An international team of researchers has discovered new evidence that a cosmic impact may have coincided with the extinction of mammoths and giant ground sloths.
The 18-member team, which includes NAU geologist Ted Bunch, and James Wittke, NAU geologic materials analyst, recently had its findings published in the Proceedings of the National Academy of Sciences. The study is available here.
The researchers found melt-glass material in a thin layer of sedimentary rock in Pennsylvania, South Carolina and Syria. According to the study, the material, which dates back nearly 13,000 years, was formed at temperatures of 1,700 to greater than 2,200 degrees Celsius and is the result of a cosmic body impacting Earth’s atmosphere.
These new data are the latest to support the hypothesis that proposes a cosmic impact occurred 12,900 years ago at the onset of an unusual cold climatic period called the Younger Dryas.
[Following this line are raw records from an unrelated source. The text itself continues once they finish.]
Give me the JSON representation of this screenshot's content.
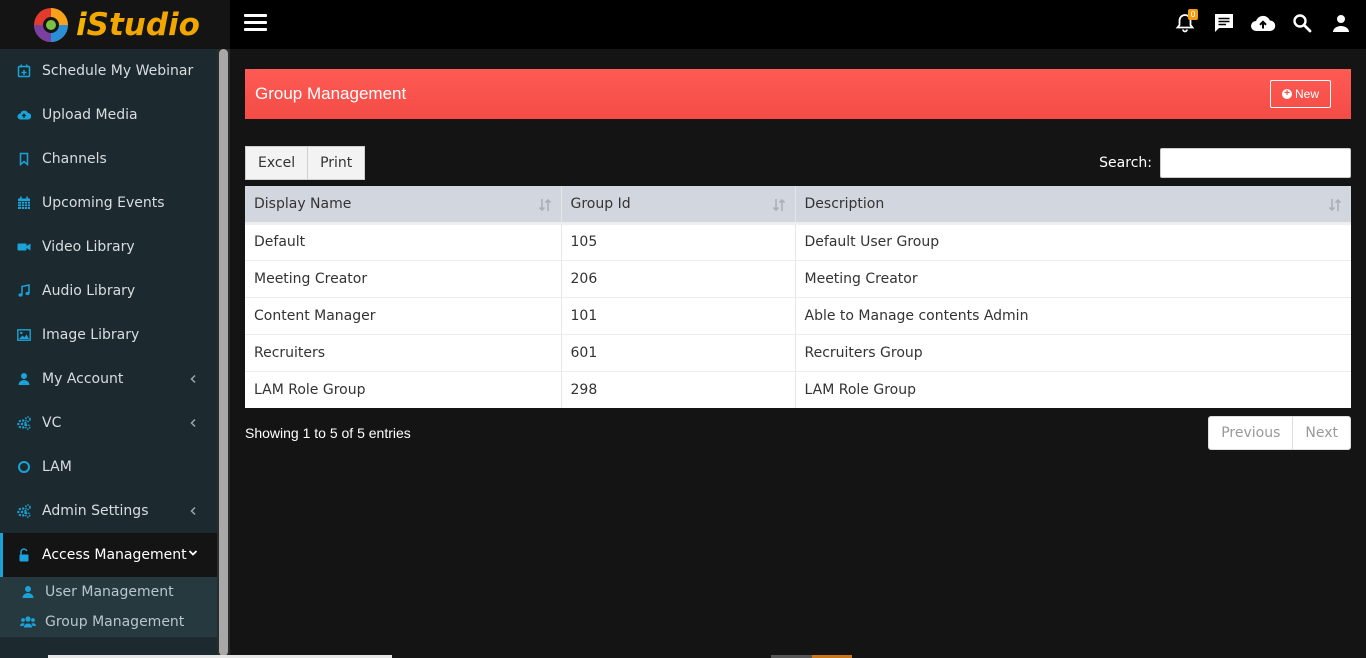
{
  "brand": {
    "name": "iStudio",
    "i": "i",
    "rest": "Studio"
  },
  "sidebar": {
    "items": [
      {
        "label": "Schedule My Webinar",
        "icon": "calendar-plus-icon"
      },
      {
        "label": "Upload Media",
        "icon": "cloud-upload-icon"
      },
      {
        "label": "Channels",
        "icon": "bookmark-icon"
      },
      {
        "label": "Upcoming Events",
        "icon": "calendar-icon"
      },
      {
        "label": "Video Library",
        "icon": "video-camera-icon"
      },
      {
        "label": "Audio Library",
        "icon": "music-note-icon"
      },
      {
        "label": "Image Library",
        "icon": "image-icon"
      },
      {
        "label": "My Account",
        "icon": "user-icon"
      },
      {
        "label": "VC",
        "icon": "cogs-icon"
      },
      {
        "label": "LAM",
        "icon": "circle-icon"
      },
      {
        "label": "Admin Settings",
        "icon": "cogs-icon"
      },
      {
        "label": "Access Management",
        "icon": "unlock-icon"
      }
    ],
    "subitems": [
      {
        "label": "User Management",
        "icon": "user-icon"
      },
      {
        "label": "Group Management",
        "icon": "users-icon"
      }
    ]
  },
  "topbar": {
    "notification_count": "0"
  },
  "header": {
    "title": "Group Management",
    "new_label": "New"
  },
  "tools": {
    "excel_label": "Excel",
    "print_label": "Print",
    "search_label": "Search:",
    "search_value": ""
  },
  "table": {
    "columns": [
      "Display Name",
      "Group Id",
      "Description"
    ],
    "rows": [
      [
        "Default",
        "105",
        "Default User Group"
      ],
      [
        "Meeting Creator",
        "206",
        "Meeting Creator"
      ],
      [
        "Content Manager",
        "101",
        "Able to Manage contents Admin"
      ],
      [
        "Recruiters",
        "601",
        "Recruiters Group"
      ],
      [
        "LAM Role Group",
        "298",
        "LAM Role Group"
      ]
    ]
  },
  "footer": {
    "info": "Showing 1 to 5 of 5 entries",
    "previous_label": "Previous",
    "next_label": "Next"
  },
  "colors": {
    "accent": "#1aa3d9",
    "header": "#f44c45",
    "brand": "#f2a600"
  }
}
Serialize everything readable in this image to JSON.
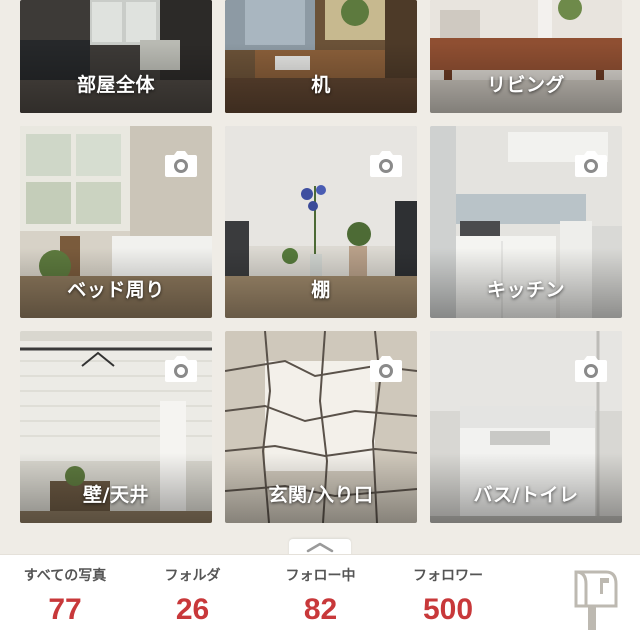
{
  "folders": [
    {
      "label": "部屋全体",
      "camera": false
    },
    {
      "label": "机",
      "camera": false
    },
    {
      "label": "リビング",
      "camera": false
    },
    {
      "label": "ベッド周り",
      "camera": true
    },
    {
      "label": "棚",
      "camera": true
    },
    {
      "label": "キッチン",
      "camera": true
    },
    {
      "label": "壁/天井",
      "camera": true
    },
    {
      "label": "玄関/入り口",
      "camera": true
    },
    {
      "label": "バス/トイレ",
      "camera": true
    }
  ],
  "stats": {
    "photos": {
      "label": "すべての写真",
      "value": "77"
    },
    "folders": {
      "label": "フォルダ",
      "value": "26"
    },
    "following": {
      "label": "フォロー中",
      "value": "82"
    },
    "followers": {
      "label": "フォロワー",
      "value": "500"
    }
  },
  "icons": {
    "camera": "camera-icon",
    "mailbox": "mailbox-icon",
    "handle": "chevron-up-icon"
  },
  "colors": {
    "accent": "#c8383a",
    "background": "#efece6"
  }
}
This episode occurred at or close to the time of extinction of the North American megafauna, including mammoths and giant ground sloths, and the disappearance of the prehistoric and widely distributed Clovis culture.
Morphological and geochemical evidence of the melt-glass confirms that the material is not volcanic or of human-made origin, Bunch said.
“We’ve seen melt-glass in similar impact events such as Meteor Crater in Arizona,” he said. “The temperatures required to produce such melt-glass materials may be equal to an atomic bomb aerial burst.”
The material evidence supporting the Younger Dryas boundary cosmic impact hypothesis spans three continents, and covers nearly one-third of the planet, from California to western Europe, and into the Middle East. The discovery extends the range of evidence into Syria, the easternmost site yet identified in the northern hemisphere. Other researchers have found similar deposits in South America and Mexico. The researchers have yet to identify a limit to the debris field of the impact.
Bunch said the three sites in North America and the Middle East, separated by 1,000 to 10,000 kilometers, likely represent three or more major impact epicenters related to the Younger Dryas event and could be attributed to multiple objects or fragments of an asteroid or comet.
The National Science Foundation’s Division of Earth Sciences funded part of the research.